Closing the Back Door: Quantifying the Risk of Losing a Financial Advisor


The concern about losing an advisor has focused on the risk that advisors who leave the firm will take clients with them.  Risk mitigation efforts have focused on the top producers, who are often the most tenured.  But a far greater cost of advisor attrition is the production that is lost when the advisor departs.

The advisor’s replacement rarely is available immediately, and once the new advisor is on board, his or her production is generally less than the former advisor’s gross revenue.  So, the firm loses the difference in revenue between the original advisor’s production and the new recruit.

Moreover, that gap continues year after year.  While the new advisor’s production ramps up, the former advisor’s production would have grown as well. Advisor production generally grows with tenure.  On average, the gap in production fluctuates, but it never falls to zero.
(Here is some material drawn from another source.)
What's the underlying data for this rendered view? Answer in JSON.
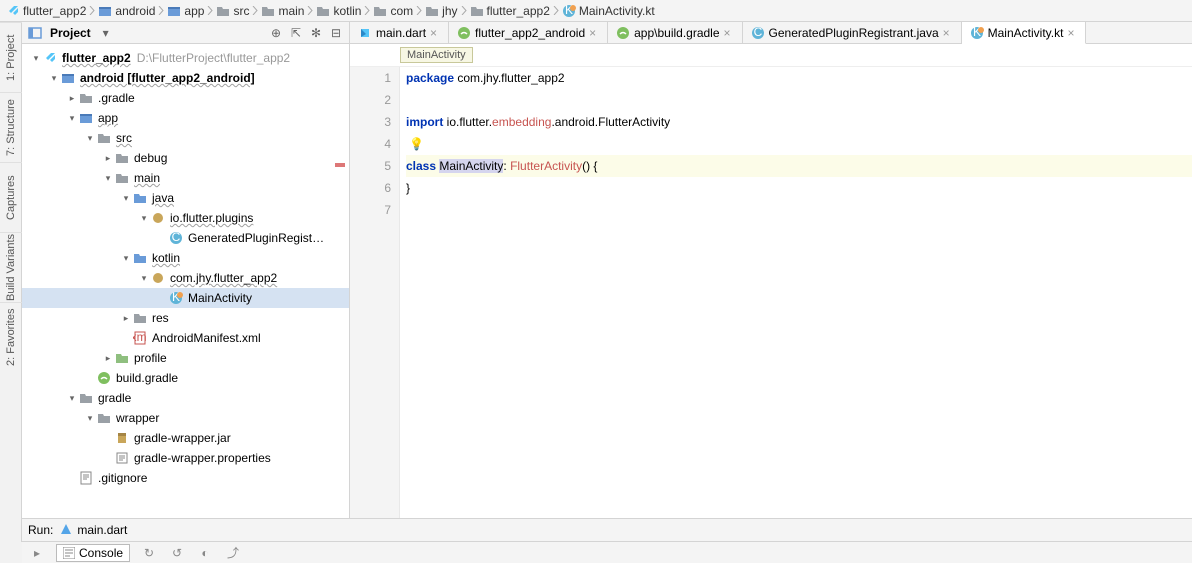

So the cost of an advisor’s attrition is the cumulative loss in production over the course of the former advisor’s career.

The proposed study will quantify this loss of revenue for advisors of different tenures and demonstrate that the lost revenue from advisors of virtually every tenure is roughly equivalent —$2 million on a present value basis.

We will analyze data from the Kehrer Bielan proprietary database of 2,884 individual advisors from 162 banks and credit unions, including their age and tenure, client book, size of their branch territory, AUM and its composition, production and its composition, access to sales assistants, and whether they are part of an advisor team or are a second story advisor.  While we will focus on the relationship between gross revenue and tenure, we will be able to control for differences in other factors, and segment the analysis for different kinds of advisors, e.g., transactional vs advisory focused.


Sponsorship fee: $25,000